67 UN Member States have endorsed a joint statement, expressing concern at human rights violations based on sexual orientation and gender identity, and calling for action to address these issues. In the Latin American and Caribbean region, all 34 members of the Organization of American States have adopted by consensus a resolution titled “human rights, sexual orientation and gender identity”.

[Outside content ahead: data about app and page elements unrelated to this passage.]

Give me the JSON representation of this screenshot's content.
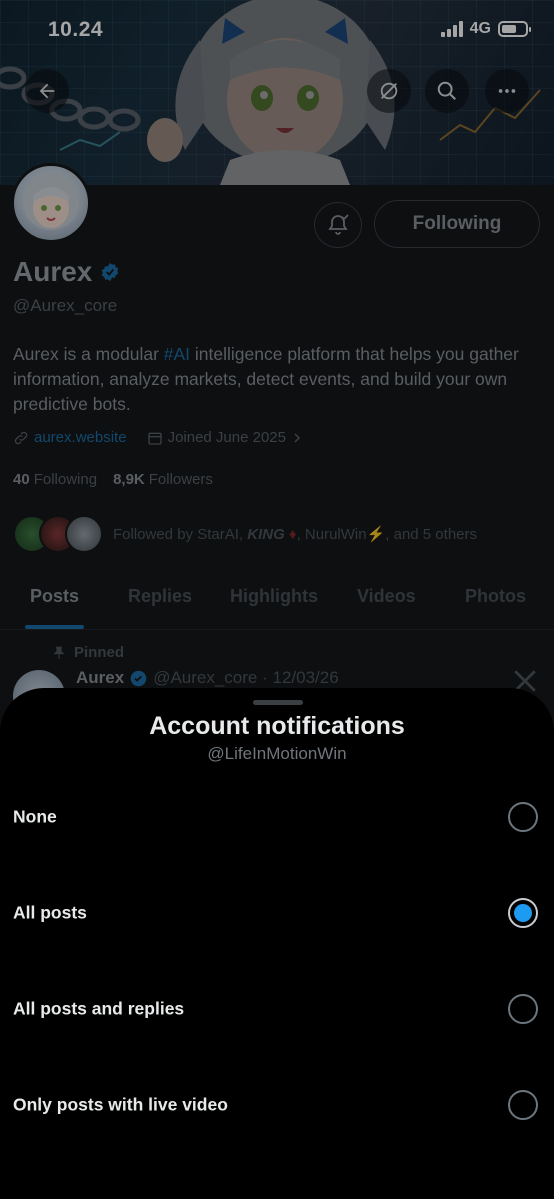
{
  "status_bar": {
    "time": "10.24",
    "network": "4G",
    "battery_level": 0.62
  },
  "profile": {
    "display_name": "Aurex",
    "handle": "@Aurex_core",
    "bio_before": "Aurex is a modular ",
    "bio_hashtag": "#AI",
    "bio_after": " intelligence platform that helps you gather information, analyze markets, detect events, and build your own predictive bots.",
    "website": "aurex.website",
    "joined": "Joined June 2025",
    "following_count": "40",
    "following_label": "Following",
    "followers_count": "8,9K",
    "followers_label": "Followers",
    "followed_by_prefix": "Followed by StarAI, ",
    "followed_by_king": "KING",
    "followed_by_middle": ", NurulWin",
    "followed_by_suffix": ", and 5 others",
    "following_button": "Following"
  },
  "tabs": [
    "Posts",
    "Replies",
    "Highlights",
    "Videos",
    "Photos"
  ],
  "active_tab": "Posts",
  "pinned_post": {
    "pinned_label": "Pinned",
    "author": "Aurex",
    "handle_date": "@Aurex_core · 12/03/26"
  },
  "sheet": {
    "title": "Account notifications",
    "subtitle": "@LifeInMotionWin",
    "options": [
      {
        "label": "None",
        "selected": false
      },
      {
        "label": "All posts",
        "selected": true
      },
      {
        "label": "All posts and replies",
        "selected": false
      },
      {
        "label": "Only posts with live video",
        "selected": false
      }
    ]
  },
  "colors": {
    "accent": "#1d9bf0",
    "background": "#000000",
    "verified": "#1d9bf0"
  }
}
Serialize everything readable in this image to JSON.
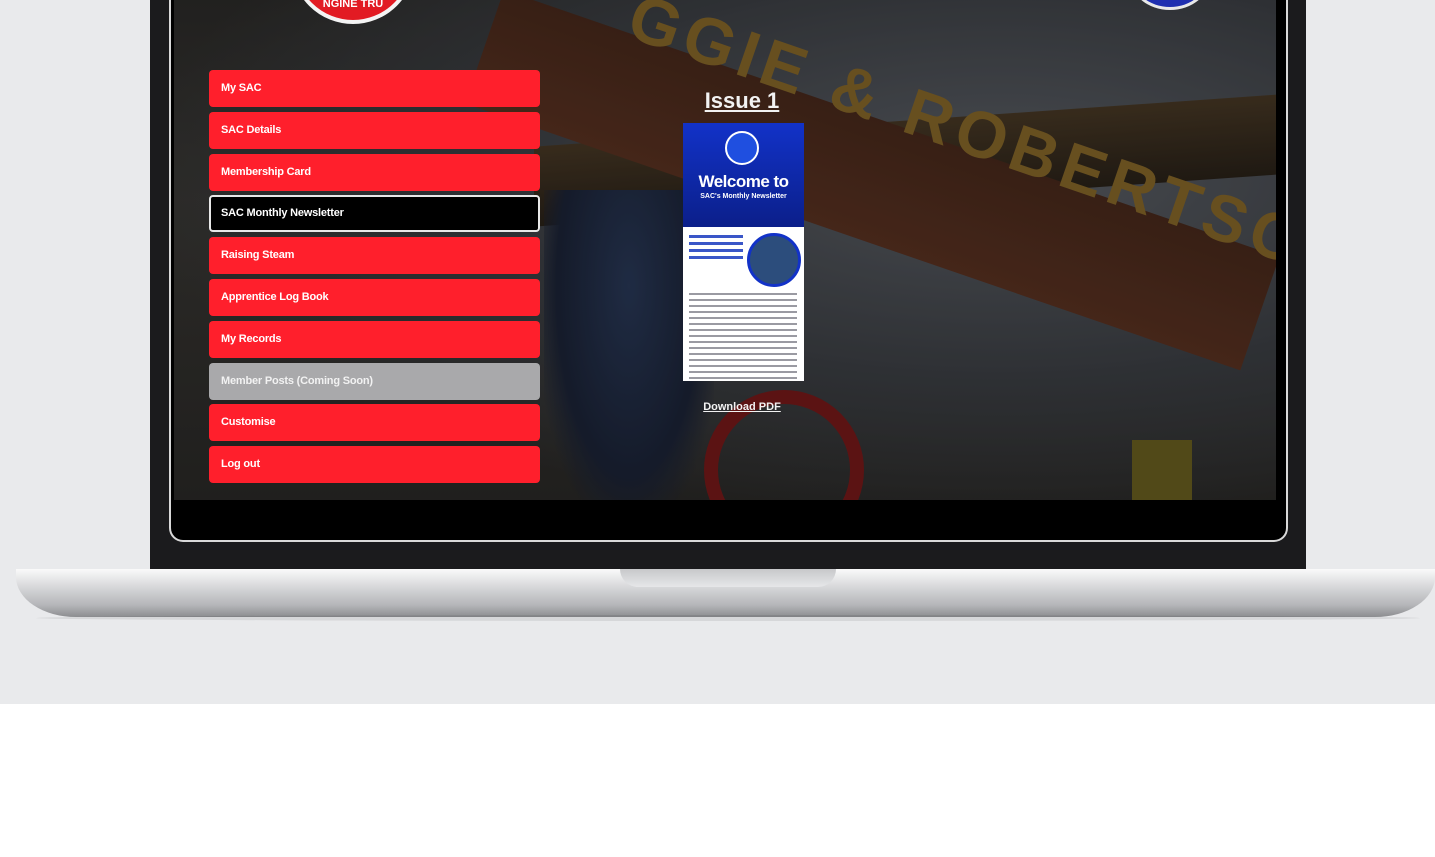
{
  "menu": {
    "items": [
      {
        "label": "My SAC",
        "state": "normal"
      },
      {
        "label": "SAC Details",
        "state": "normal"
      },
      {
        "label": "Membership Card",
        "state": "normal"
      },
      {
        "label": "SAC Monthly Newsletter",
        "state": "active"
      },
      {
        "label": "Raising Steam",
        "state": "normal"
      },
      {
        "label": "Apprentice Log Book",
        "state": "normal"
      },
      {
        "label": "My Records",
        "state": "normal"
      },
      {
        "label": "Member Posts (Coming Soon)",
        "state": "disabled"
      },
      {
        "label": "Customise",
        "state": "normal"
      },
      {
        "label": "Log out",
        "state": "normal"
      }
    ]
  },
  "header": {
    "left_logo_text": "NGINE TRU"
  },
  "background": {
    "banner_text": "GGIE & ROBERTSON"
  },
  "newsletter": {
    "issue_title": "Issue 1",
    "thumbnail_title": "Welcome to",
    "thumbnail_subtitle": "SAC's Monthly Newsletter",
    "download_label": "Download PDF"
  },
  "colors": {
    "menu_red": "#ff1f2c",
    "menu_active": "#000000",
    "menu_disabled": "#a9a9ab",
    "newsletter_blue": "#1232c8"
  }
}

UN High Commissioner for Human Rights Navanethem Pillay has expressed concern regarding human rights violations based on sexual orientation or gender identity.  While acknowledging that these are sensitive issues, she expressed the view that common ground can be found in the growing awareness and emerging consensus that no one should be denied their human rights on any ground, and emphasized the responsibility of all States to ensure that no-one, regardless of sexual orientation or gender identity, is subject to violence or abuse.

Whatever individual States’ positions on questions of sexual orientation and gender identity may be, it is clear that these issues are regularly being discussed in UN fora and it is important that UN discussions be informed by NGOs representing these constituencies.

Applying international standards – the Yogyakarta Principles:

In March 2007, the Yogyakarta Principles on the application of international human rights in relation to sexual orientation and gender identity were launched. These Principles were adopted by international experts including present and former treaty-body members, Special Procedures, judges, lawyers, and a former High Commissioner for Human Rights.  They reflect the existing state of international human rights law in this area, and affirm binding international legal standards.

Principle 19 (dealing with the right to freedom of opinion and expression) and Principle 27 (dealing with the right to promote human rights) affirm the right of NGOs addressing issues of sexual orientation and gender identity to enjoy non-discriminatory access to international fora. The Yogyakarta Principles explicitly call on the “UN Economic and Social Council [to] recognize and accredit NGOs whose aim is to promote and protect the human rights of persons of diverse sexual orientations and gender identities, in accordance with its Resolution 1996/31”.

Maintaining the integrity and credibility of the process:

It is crucial for public confidence in the NGO Committee, the ECOSOC and the UN as a whole that the NGO Committee not be seen as dismissing legitimate NGO applications solely because some States disagree with the content of their work.

States’ positions on issues of sexual orientation and gender identity may vary, but all that the applicant NGO is seeking is the opportunity to participate in the debate.  Indeed, the more marginalised the human rights concerns being addressed, the more important it is that relevant NGO voices not be excluded.

In each of 2006, 2007 and 2008, the ECOSOC voted to grant consultative status to NGOs working in this area, notwithstanding contrary recommendations by the NGO Committee. The issues raised by the current application are indistinguishable from those before the ECOSOC in each of the past three years, and the NGO under consideration should similarly be granted status in the interests of maintaining a fair, consistent and credible process.

The applicant NGO plays a vital role in addressing serious human rights violations, relevant to the work of the UN.  Regardless of States’ views on the issues it addresses, it is entitled to the same opportunity as all other NGOs to present its views and participate in the work of the UN.  We urge the ECOSOC to maintain the credibility of the process by voting against the draft recommendations of the NGO Committee and by granting ABGLT consultative status.